::: Provided data

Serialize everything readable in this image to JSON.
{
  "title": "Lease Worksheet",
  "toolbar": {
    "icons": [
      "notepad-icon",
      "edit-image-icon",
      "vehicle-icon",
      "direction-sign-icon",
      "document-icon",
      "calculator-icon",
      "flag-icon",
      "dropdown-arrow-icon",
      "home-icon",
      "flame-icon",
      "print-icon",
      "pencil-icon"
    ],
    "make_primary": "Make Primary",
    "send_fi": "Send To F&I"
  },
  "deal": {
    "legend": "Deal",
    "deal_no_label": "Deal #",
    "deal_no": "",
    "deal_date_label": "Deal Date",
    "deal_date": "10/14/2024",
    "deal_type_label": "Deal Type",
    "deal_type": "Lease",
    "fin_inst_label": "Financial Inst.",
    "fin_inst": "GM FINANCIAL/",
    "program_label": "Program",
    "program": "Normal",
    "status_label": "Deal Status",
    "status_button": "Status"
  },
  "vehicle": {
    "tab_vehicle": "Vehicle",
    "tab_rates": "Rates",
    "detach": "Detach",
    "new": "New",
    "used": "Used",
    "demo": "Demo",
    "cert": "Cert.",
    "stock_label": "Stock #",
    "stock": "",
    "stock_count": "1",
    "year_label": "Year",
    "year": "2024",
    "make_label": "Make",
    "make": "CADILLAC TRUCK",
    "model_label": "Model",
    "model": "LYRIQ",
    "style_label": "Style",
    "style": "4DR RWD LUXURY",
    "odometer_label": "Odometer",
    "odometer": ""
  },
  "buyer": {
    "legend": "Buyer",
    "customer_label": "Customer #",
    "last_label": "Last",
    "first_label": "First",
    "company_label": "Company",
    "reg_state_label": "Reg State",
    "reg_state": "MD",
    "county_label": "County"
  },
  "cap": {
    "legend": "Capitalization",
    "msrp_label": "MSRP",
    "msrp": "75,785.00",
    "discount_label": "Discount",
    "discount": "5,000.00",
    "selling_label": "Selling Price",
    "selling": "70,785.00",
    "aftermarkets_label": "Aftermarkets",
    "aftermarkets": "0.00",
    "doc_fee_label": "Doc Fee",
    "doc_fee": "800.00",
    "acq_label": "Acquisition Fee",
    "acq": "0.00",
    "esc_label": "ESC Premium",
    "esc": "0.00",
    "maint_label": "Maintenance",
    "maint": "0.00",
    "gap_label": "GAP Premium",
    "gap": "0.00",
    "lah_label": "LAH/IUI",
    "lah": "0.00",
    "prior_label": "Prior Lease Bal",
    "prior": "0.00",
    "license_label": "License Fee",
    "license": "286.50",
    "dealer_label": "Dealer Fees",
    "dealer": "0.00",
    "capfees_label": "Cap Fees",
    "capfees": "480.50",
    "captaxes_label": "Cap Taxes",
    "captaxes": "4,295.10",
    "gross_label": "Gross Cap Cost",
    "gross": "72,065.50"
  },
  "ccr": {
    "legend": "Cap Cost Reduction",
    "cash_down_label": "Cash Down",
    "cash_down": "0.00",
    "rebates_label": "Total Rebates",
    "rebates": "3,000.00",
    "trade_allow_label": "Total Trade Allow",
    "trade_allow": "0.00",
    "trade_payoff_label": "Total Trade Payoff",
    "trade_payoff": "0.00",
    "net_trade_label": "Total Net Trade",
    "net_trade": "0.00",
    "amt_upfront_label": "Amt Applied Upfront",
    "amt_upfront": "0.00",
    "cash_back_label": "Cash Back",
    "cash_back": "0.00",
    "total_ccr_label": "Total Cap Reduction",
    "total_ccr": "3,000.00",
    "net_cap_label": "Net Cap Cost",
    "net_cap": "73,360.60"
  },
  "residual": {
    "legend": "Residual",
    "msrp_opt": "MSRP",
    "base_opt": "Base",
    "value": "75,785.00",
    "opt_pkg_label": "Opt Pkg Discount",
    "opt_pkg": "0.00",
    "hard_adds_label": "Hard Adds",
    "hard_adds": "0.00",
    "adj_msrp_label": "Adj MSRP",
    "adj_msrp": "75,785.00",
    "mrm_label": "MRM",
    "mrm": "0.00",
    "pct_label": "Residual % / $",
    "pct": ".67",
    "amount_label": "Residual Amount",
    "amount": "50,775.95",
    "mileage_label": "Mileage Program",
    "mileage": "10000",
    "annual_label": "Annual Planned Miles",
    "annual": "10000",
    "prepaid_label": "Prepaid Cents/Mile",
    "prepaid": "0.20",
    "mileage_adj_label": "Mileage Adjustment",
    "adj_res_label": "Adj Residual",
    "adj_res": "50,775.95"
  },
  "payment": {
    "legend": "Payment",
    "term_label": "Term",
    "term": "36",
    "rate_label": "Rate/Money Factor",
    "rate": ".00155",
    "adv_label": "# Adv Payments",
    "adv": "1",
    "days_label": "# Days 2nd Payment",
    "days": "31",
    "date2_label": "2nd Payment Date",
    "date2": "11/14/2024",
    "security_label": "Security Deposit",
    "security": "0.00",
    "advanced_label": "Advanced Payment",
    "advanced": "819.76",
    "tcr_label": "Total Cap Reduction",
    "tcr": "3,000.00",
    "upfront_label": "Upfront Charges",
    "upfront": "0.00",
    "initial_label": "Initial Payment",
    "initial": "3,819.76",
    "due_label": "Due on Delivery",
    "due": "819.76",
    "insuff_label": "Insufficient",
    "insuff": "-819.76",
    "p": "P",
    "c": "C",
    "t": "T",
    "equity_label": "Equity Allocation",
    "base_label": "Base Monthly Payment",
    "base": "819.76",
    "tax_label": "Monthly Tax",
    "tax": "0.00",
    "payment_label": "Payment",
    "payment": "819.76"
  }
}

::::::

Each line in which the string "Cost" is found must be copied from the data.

    "gross_label": "Gross Cap Cost",
    "legend": "Cap Cost Reduction",
    "net_cap_label": "Net Cap Cost",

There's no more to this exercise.